*** SUPPLIED DATA Section Begins ***
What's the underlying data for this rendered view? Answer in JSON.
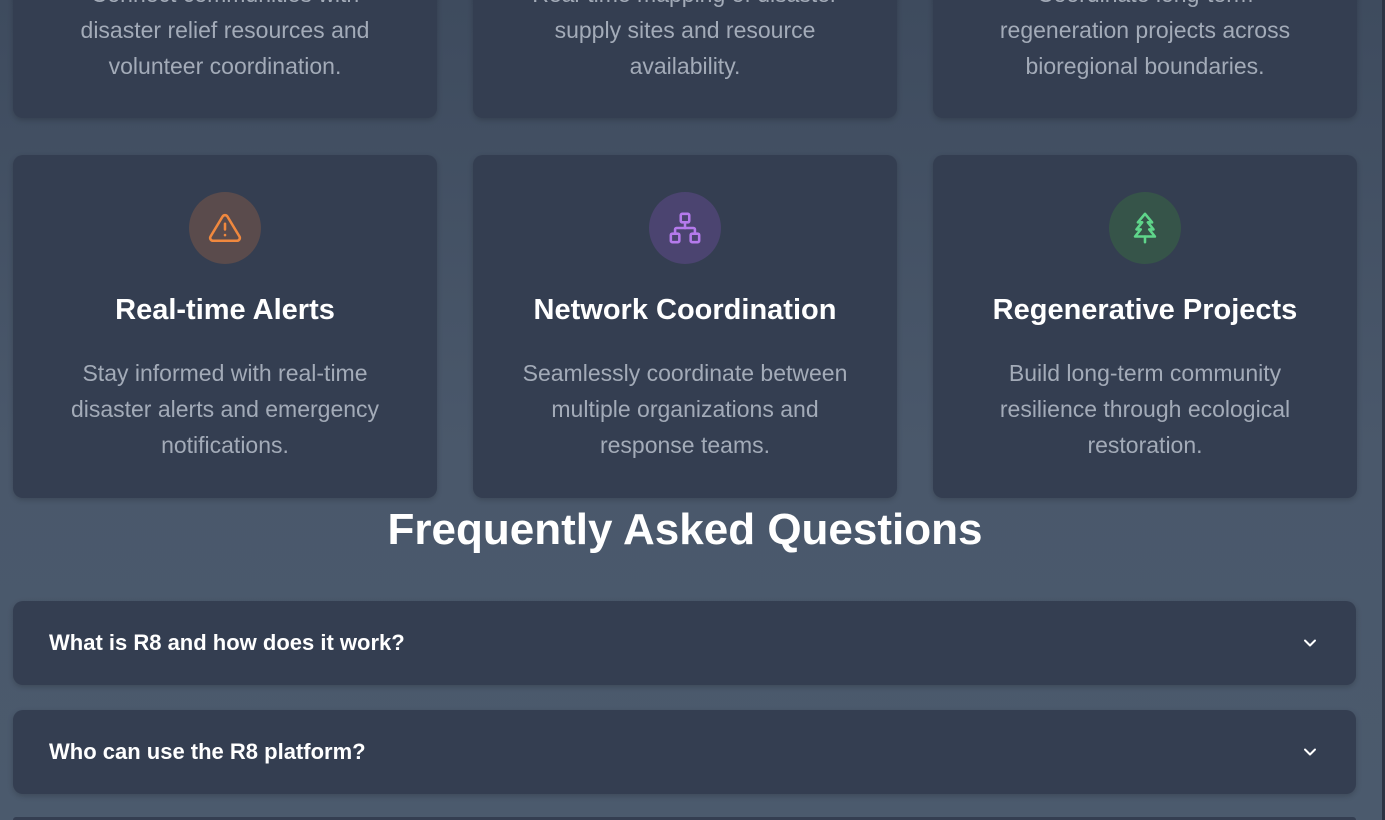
{
  "top_cards": [
    {
      "desc": "Connect communities with disaster relief resources and volunteer coordination."
    },
    {
      "desc": "Real-time mapping of disaster supply sites and resource availability."
    },
    {
      "desc": "Coordinate long-term regeneration projects across bioregional boundaries."
    }
  ],
  "features": [
    {
      "icon": "alert-triangle-icon",
      "icon_color": "#f0883e",
      "bg_color": "#5a4b4c",
      "title": "Real-time Alerts",
      "desc": "Stay informed with real-time disaster alerts and emergency notifications."
    },
    {
      "icon": "network-icon",
      "icon_color": "#b57aec",
      "bg_color": "#4b4470",
      "title": "Network Coordination",
      "desc": "Seamlessly coordinate between multiple organizations and response teams."
    },
    {
      "icon": "tree-icon",
      "icon_color": "#5fd58a",
      "bg_color": "#365449",
      "title": "Regenerative Projects",
      "desc": "Build long-term community resilience through ecological restoration."
    }
  ],
  "faq": {
    "title": "Frequently Asked Questions",
    "items": [
      {
        "question": "What is R8 and how does it work?"
      },
      {
        "question": "Who can use the R8 platform?"
      }
    ]
  }
}
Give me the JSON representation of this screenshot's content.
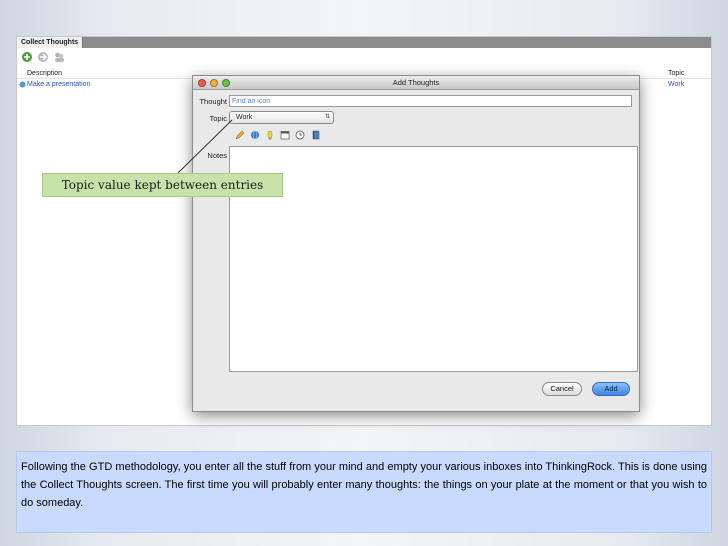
{
  "app": {
    "tab_title": "Collect Thoughts",
    "columns": {
      "description": "Description",
      "topic": "Topic"
    },
    "row": {
      "description": "Make a presentation",
      "topic": "Work"
    },
    "toolbar_icons": [
      "add-thought-icon",
      "process-icon",
      "people-icon"
    ]
  },
  "dialog": {
    "title": "Add Thoughts",
    "thought_label": "Thought",
    "thought_value": "Find an icon",
    "topic_label": "Topic",
    "topic_value": "Work",
    "notes_label": "Notes",
    "notes_value": "",
    "toolbar_icons": [
      "pencil-icon",
      "globe-icon",
      "lightbulb-icon",
      "calendar-icon",
      "clock-icon",
      "book-icon"
    ],
    "cancel_label": "Cancel",
    "add_label": "Add"
  },
  "callout": {
    "text": "Topic value kept between entries"
  },
  "caption": {
    "text": "Following the GTD methodology, you enter all the stuff from your mind and empty your various inboxes into ThinkingRock. This is done using the Collect Thoughts screen. The first time you will probably enter many thoughts: the things on your plate at the moment or that you wish to do someday."
  },
  "colors": {
    "link_blue": "#2a53c4",
    "callout_green": "#c7e3a9",
    "caption_blue": "#c8dbff",
    "add_button_blue": "#3a86e4"
  }
}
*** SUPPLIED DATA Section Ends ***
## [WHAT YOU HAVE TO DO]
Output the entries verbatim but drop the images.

## [ANSWER BOX]
What's the underlying data for this rendered view? Answer in JSON.
{
  "top_cards": [
    {
      "desc": "Connect communities with disaster relief resources and volunteer coordination."
    },
    {
      "desc": "Real-time mapping of disaster supply sites and resource availability."
    },
    {
      "desc": "Coordinate long-term regeneration projects across bioregional boundaries."
    }
  ],
  "features": [
    {
      "icon": "alert-triangle-icon",
      "icon_color": "#f0883e",
      "bg_color": "#5a4b4c",
      "title": "Real-time Alerts",
      "desc": "Stay informed with real-time disaster alerts and emergency notifications."
    },
    {
      "icon": "network-icon",
      "icon_color": "#b57aec",
      "bg_color": "#4b4470",
      "title": "Network Coordination",
      "desc": "Seamlessly coordinate between multiple organizations and response teams."
    },
    {
      "icon": "tree-icon",
      "icon_color": "#5fd58a",
      "bg_color": "#365449",
      "title": "Regenerative Projects",
      "desc": "Build long-term community resilience through ecological restoration."
    }
  ],
  "faq": {
    "title": "Frequently Asked Questions",
    "items": [
      {
        "question": "What is R8 and how does it work?"
      },
      {
        "question": "Who can use the R8 platform?"
      }
    ]
  }
}
Give me the JSON representation of this screenshot's content.
{
  "app": {
    "tab_title": "Collect Thoughts",
    "columns": {
      "description": "Description",
      "topic": "Topic"
    },
    "row": {
      "description": "Make a presentation",
      "topic": "Work"
    },
    "toolbar_icons": [
      "add-thought-icon",
      "process-icon",
      "people-icon"
    ]
  },
  "dialog": {
    "title": "Add Thoughts",
    "thought_label": "Thought",
    "thought_value": "Find an icon",
    "topic_label": "Topic",
    "topic_value": "Work",
    "notes_label": "Notes",
    "notes_value": "",
    "toolbar_icons": [
      "pencil-icon",
      "globe-icon",
      "lightbulb-icon",
      "calendar-icon",
      "clock-icon",
      "book-icon"
    ],
    "cancel_label": "Cancel",
    "add_label": "Add"
  },
  "callout": {
    "text": "Topic value kept between entries"
  },
  "caption": {
    "text": "Following the GTD methodology, you enter all the stuff from your mind and empty your various inboxes into ThinkingRock. This is done using the Collect Thoughts screen. The first time you will probably enter many thoughts: the things on your plate at the moment or that you wish to do someday."
  },
  "colors": {
    "link_blue": "#2a53c4",
    "callout_green": "#c7e3a9",
    "caption_blue": "#c8dbff",
    "add_button_blue": "#3a86e4"
  }
}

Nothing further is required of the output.